Mouse RetinaA research conducted at the Friedrich Miescher Institute for Biomedical Research has recognized a new neural circuit in the retina which may be in charge for the finding of approaching objects. Astonishingly, though, this may not be the only purpose the circuit carries out. The same nerve cells are also apparently accountable for night-time vision. It is claimed that it is the first time such a dual function has been established, thereby throwing new light on the nervous system’s information-processing capacity.

In animals and humans, an alarming danger may activate similar type of behavior. The consistent nature of this response may propose that the insight and processing of approaching motion may be clearly defined and entrenched in the brain.

Scientists working with group leader Botond Roska at the FMI in Basel and at the École Normale Supérieurein Paris have now apparently managed to recognize a neural circuit in the retina that could react exclusively to approaching objects and could deliver this information instantly to the brain.

Apparently several kinds of retinal cells are believed to be caught up in this perceptual procedure. A significant function is supposedly played by the bipolar cells which are positioned just underneath the photoreceptors. Two kinds of bipolar cells are distinguished. One are those that may turn active in brighter light which is known as ON cells and the 2nd kind are those that could react to dimmer light, called as OFF cells.

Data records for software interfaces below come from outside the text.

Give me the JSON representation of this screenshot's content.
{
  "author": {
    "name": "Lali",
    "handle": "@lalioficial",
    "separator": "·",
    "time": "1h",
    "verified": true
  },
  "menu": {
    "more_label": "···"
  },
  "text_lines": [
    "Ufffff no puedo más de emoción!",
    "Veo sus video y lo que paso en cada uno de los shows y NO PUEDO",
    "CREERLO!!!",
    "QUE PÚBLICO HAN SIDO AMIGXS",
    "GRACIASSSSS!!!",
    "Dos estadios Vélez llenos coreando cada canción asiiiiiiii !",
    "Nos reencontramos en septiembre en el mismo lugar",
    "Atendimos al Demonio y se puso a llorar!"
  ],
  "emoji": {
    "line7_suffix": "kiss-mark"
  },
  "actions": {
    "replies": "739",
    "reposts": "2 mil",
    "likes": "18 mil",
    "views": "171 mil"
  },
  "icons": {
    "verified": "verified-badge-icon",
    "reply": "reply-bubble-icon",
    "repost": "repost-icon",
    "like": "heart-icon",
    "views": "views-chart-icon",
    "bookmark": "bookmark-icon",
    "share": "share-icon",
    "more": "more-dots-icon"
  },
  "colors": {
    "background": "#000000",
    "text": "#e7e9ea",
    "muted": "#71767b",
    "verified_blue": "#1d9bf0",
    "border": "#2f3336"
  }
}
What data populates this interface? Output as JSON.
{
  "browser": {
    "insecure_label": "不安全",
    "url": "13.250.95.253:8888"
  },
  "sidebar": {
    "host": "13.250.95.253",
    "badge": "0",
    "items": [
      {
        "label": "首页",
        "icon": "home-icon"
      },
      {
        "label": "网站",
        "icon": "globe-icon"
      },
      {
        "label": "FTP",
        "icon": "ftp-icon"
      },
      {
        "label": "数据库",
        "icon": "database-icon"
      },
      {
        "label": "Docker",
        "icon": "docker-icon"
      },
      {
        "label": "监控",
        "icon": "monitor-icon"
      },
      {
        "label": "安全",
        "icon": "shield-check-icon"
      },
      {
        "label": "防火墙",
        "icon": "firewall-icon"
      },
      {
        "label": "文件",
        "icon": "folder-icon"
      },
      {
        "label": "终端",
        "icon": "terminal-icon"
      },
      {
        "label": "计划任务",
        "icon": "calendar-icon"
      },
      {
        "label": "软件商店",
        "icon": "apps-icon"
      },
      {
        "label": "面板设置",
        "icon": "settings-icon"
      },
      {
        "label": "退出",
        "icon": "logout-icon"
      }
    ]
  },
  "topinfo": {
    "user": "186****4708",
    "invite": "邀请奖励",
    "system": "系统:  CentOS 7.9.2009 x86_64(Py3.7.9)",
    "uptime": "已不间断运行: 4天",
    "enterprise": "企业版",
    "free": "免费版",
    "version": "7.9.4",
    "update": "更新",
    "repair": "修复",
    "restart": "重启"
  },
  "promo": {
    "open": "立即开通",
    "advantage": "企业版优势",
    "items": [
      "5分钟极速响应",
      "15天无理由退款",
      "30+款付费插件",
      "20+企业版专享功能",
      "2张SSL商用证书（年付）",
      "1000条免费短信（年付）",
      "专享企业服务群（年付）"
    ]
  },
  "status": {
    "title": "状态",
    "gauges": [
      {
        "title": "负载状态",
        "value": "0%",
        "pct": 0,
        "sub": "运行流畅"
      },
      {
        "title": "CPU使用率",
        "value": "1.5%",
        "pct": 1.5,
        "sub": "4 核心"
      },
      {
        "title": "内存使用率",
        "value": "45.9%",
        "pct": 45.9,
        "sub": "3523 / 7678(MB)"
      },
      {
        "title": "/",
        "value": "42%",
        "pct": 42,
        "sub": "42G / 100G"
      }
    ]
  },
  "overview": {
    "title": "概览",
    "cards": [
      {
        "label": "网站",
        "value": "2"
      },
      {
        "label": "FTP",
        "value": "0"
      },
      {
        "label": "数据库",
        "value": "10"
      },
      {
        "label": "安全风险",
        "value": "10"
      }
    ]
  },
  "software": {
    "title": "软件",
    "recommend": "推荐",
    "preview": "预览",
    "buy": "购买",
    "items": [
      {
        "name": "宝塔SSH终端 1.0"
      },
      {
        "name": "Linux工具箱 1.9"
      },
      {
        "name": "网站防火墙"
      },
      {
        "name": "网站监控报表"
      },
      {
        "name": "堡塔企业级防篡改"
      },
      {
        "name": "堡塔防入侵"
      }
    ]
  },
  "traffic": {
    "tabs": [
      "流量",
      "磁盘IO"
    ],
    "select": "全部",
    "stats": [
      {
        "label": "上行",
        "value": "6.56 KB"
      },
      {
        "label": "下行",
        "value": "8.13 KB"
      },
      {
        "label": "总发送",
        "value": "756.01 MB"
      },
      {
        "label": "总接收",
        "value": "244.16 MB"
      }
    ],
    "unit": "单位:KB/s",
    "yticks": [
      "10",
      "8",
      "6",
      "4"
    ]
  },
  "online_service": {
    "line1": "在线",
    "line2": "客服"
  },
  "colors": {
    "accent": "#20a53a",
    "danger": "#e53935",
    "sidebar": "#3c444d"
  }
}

For the eye, the image of an approaching object may consist of a continually increasing region of darkness. So, as an object approaches, increasing numbers of OFF bipolar cells may react to this stimulus and convey this signal to the next layer of retinal cells i.e. the ganglion cells.

These may incorporate the signal and transfer it to the brain. The similar system is apparently closed when faced with laterally shifting objects. The lateral motion may set off amacrine cells, another cell type in the retina, which may close down the information flow. Speedy processing of this information is said to be frequently an issue of life or death, particularly in the natural world, when an animal is unexpectedly challenged by a predator.

Roska’s experiments demonstrated that the nerve cells that identify impending objects during the day provide a different function during the night. They are then in charge, using other photoreceptors, for night-time vision. Exactly, how amacrine cells process these two dissimilar types of stimuli is not completely understood. Also unresolved is the query of what occurs in the retina when the two different kinds of perception correspond.

The outcomes, nevertheless, exhibit that the capability of the nervous system to process information may be boosted several times over, when different kinds of nerve cells are caught up in various perceptions.

This research is published in the latest issue of Nature Neuroscience.